--- START ---

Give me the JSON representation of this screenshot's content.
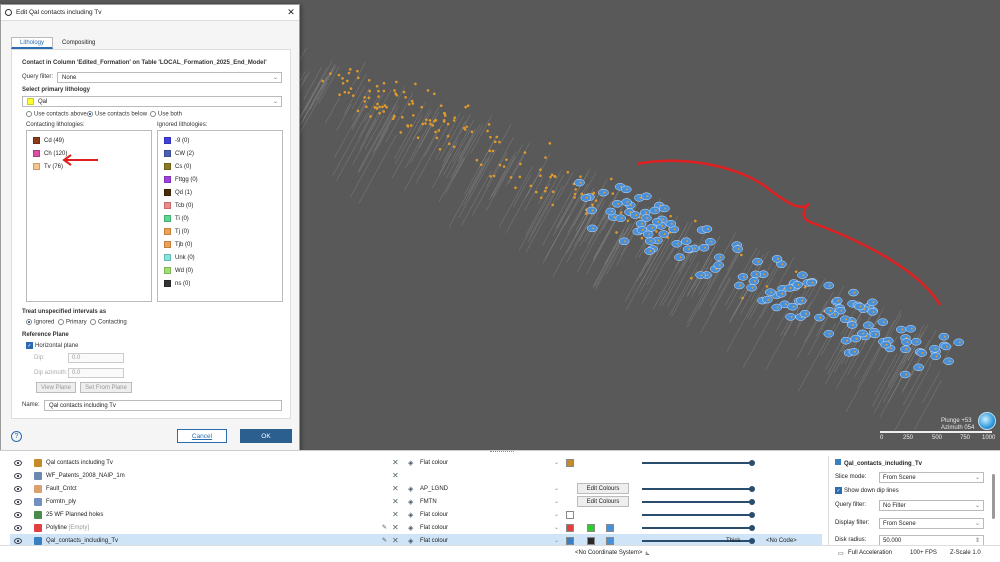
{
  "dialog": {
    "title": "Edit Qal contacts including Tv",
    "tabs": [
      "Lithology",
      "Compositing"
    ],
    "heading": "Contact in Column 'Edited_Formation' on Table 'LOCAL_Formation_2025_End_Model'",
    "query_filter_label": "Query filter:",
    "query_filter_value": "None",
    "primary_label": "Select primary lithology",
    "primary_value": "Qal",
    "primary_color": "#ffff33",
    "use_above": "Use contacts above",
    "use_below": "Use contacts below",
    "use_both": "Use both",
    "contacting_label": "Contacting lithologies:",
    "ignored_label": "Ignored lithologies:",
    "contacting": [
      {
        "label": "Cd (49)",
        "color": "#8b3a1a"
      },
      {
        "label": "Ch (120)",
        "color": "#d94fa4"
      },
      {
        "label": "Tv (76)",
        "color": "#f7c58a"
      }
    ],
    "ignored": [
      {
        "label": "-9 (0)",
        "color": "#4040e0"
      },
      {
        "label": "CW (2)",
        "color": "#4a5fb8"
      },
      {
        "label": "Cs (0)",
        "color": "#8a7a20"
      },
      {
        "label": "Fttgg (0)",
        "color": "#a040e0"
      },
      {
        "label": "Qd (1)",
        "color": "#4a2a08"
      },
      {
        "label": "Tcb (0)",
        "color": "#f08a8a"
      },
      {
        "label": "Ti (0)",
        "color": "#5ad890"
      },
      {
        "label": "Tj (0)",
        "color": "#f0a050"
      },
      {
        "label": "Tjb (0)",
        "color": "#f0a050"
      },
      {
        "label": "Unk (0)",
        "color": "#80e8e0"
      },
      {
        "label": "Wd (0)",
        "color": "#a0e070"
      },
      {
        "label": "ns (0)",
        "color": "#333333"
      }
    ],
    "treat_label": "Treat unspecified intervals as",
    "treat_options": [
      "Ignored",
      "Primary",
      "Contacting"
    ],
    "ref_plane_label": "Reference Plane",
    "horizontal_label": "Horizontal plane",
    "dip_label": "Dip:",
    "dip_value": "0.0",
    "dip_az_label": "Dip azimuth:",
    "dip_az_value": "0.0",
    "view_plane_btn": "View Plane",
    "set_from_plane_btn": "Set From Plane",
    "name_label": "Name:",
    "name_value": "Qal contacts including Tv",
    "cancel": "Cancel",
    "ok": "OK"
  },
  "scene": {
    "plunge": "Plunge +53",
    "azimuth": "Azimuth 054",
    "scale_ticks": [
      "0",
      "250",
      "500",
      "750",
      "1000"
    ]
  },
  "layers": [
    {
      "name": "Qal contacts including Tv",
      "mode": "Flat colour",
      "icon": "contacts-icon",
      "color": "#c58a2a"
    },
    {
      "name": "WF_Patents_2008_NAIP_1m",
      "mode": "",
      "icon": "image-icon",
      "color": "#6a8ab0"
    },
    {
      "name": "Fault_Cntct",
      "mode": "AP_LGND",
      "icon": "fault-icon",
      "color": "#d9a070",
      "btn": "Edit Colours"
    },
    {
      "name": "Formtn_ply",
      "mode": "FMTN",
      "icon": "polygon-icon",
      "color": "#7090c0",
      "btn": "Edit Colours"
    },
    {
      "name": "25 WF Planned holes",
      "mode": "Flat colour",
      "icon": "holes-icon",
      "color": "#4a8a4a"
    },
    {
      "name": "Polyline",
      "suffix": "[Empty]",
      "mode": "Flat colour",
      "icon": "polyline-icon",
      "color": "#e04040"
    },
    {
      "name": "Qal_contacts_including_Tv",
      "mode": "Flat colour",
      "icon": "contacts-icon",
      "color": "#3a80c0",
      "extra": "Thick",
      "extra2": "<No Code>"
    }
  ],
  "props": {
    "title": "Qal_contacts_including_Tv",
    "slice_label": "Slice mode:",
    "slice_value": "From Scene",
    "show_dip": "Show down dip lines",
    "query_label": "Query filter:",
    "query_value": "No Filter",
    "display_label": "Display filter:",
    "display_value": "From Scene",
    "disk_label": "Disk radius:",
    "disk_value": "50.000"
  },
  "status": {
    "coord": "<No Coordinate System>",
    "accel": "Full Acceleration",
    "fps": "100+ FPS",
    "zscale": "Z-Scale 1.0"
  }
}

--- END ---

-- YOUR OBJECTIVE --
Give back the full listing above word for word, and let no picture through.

-- WRITTEN RESPONSE --
Give me the JSON representation of this screenshot's content.
{
  "dialog": {
    "title": "Edit Qal contacts including Tv",
    "tabs": [
      "Lithology",
      "Compositing"
    ],
    "heading": "Contact in Column 'Edited_Formation' on Table 'LOCAL_Formation_2025_End_Model'",
    "query_filter_label": "Query filter:",
    "query_filter_value": "None",
    "primary_label": "Select primary lithology",
    "primary_value": "Qal",
    "primary_color": "#ffff33",
    "use_above": "Use contacts above",
    "use_below": "Use contacts below",
    "use_both": "Use both",
    "contacting_label": "Contacting lithologies:",
    "ignored_label": "Ignored lithologies:",
    "contacting": [
      {
        "label": "Cd (49)",
        "color": "#8b3a1a"
      },
      {
        "label": "Ch (120)",
        "color": "#d94fa4"
      },
      {
        "label": "Tv (76)",
        "color": "#f7c58a"
      }
    ],
    "ignored": [
      {
        "label": "-9 (0)",
        "color": "#4040e0"
      },
      {
        "label": "CW (2)",
        "color": "#4a5fb8"
      },
      {
        "label": "Cs (0)",
        "color": "#8a7a20"
      },
      {
        "label": "Fttgg (0)",
        "color": "#a040e0"
      },
      {
        "label": "Qd (1)",
        "color": "#4a2a08"
      },
      {
        "label": "Tcb (0)",
        "color": "#f08a8a"
      },
      {
        "label": "Ti (0)",
        "color": "#5ad890"
      },
      {
        "label": "Tj (0)",
        "color": "#f0a050"
      },
      {
        "label": "Tjb (0)",
        "color": "#f0a050"
      },
      {
        "label": "Unk (0)",
        "color": "#80e8e0"
      },
      {
        "label": "Wd (0)",
        "color": "#a0e070"
      },
      {
        "label": "ns (0)",
        "color": "#333333"
      }
    ],
    "treat_label": "Treat unspecified intervals as",
    "treat_options": [
      "Ignored",
      "Primary",
      "Contacting"
    ],
    "ref_plane_label": "Reference Plane",
    "horizontal_label": "Horizontal plane",
    "dip_label": "Dip:",
    "dip_value": "0.0",
    "dip_az_label": "Dip azimuth:",
    "dip_az_value": "0.0",
    "view_plane_btn": "View Plane",
    "set_from_plane_btn": "Set From Plane",
    "name_label": "Name:",
    "name_value": "Qal contacts including Tv",
    "cancel": "Cancel",
    "ok": "OK"
  },
  "scene": {
    "plunge": "Plunge +53",
    "azimuth": "Azimuth 054",
    "scale_ticks": [
      "0",
      "250",
      "500",
      "750",
      "1000"
    ]
  },
  "layers": [
    {
      "name": "Qal contacts including Tv",
      "mode": "Flat colour",
      "icon": "contacts-icon",
      "color": "#c58a2a"
    },
    {
      "name": "WF_Patents_2008_NAIP_1m",
      "mode": "",
      "icon": "image-icon",
      "color": "#6a8ab0"
    },
    {
      "name": "Fault_Cntct",
      "mode": "AP_LGND",
      "icon": "fault-icon",
      "color": "#d9a070",
      "btn": "Edit Colours"
    },
    {
      "name": "Formtn_ply",
      "mode": "FMTN",
      "icon": "polygon-icon",
      "color": "#7090c0",
      "btn": "Edit Colours"
    },
    {
      "name": "25 WF Planned holes",
      "mode": "Flat colour",
      "icon": "holes-icon",
      "color": "#4a8a4a"
    },
    {
      "name": "Polyline",
      "suffix": "[Empty]",
      "mode": "Flat colour",
      "icon": "polyline-icon",
      "color": "#e04040"
    },
    {
      "name": "Qal_contacts_including_Tv",
      "mode": "Flat colour",
      "icon": "contacts-icon",
      "color": "#3a80c0",
      "extra": "Thick",
      "extra2": "<No Code>"
    }
  ],
  "props": {
    "title": "Qal_contacts_including_Tv",
    "slice_label": "Slice mode:",
    "slice_value": "From Scene",
    "show_dip": "Show down dip lines",
    "query_label": "Query filter:",
    "query_value": "No Filter",
    "display_label": "Display filter:",
    "display_value": "From Scene",
    "disk_label": "Disk radius:",
    "disk_value": "50.000"
  },
  "status": {
    "coord": "<No Coordinate System>",
    "accel": "Full Acceleration",
    "fps": "100+ FPS",
    "zscale": "Z-Scale 1.0"
  }
}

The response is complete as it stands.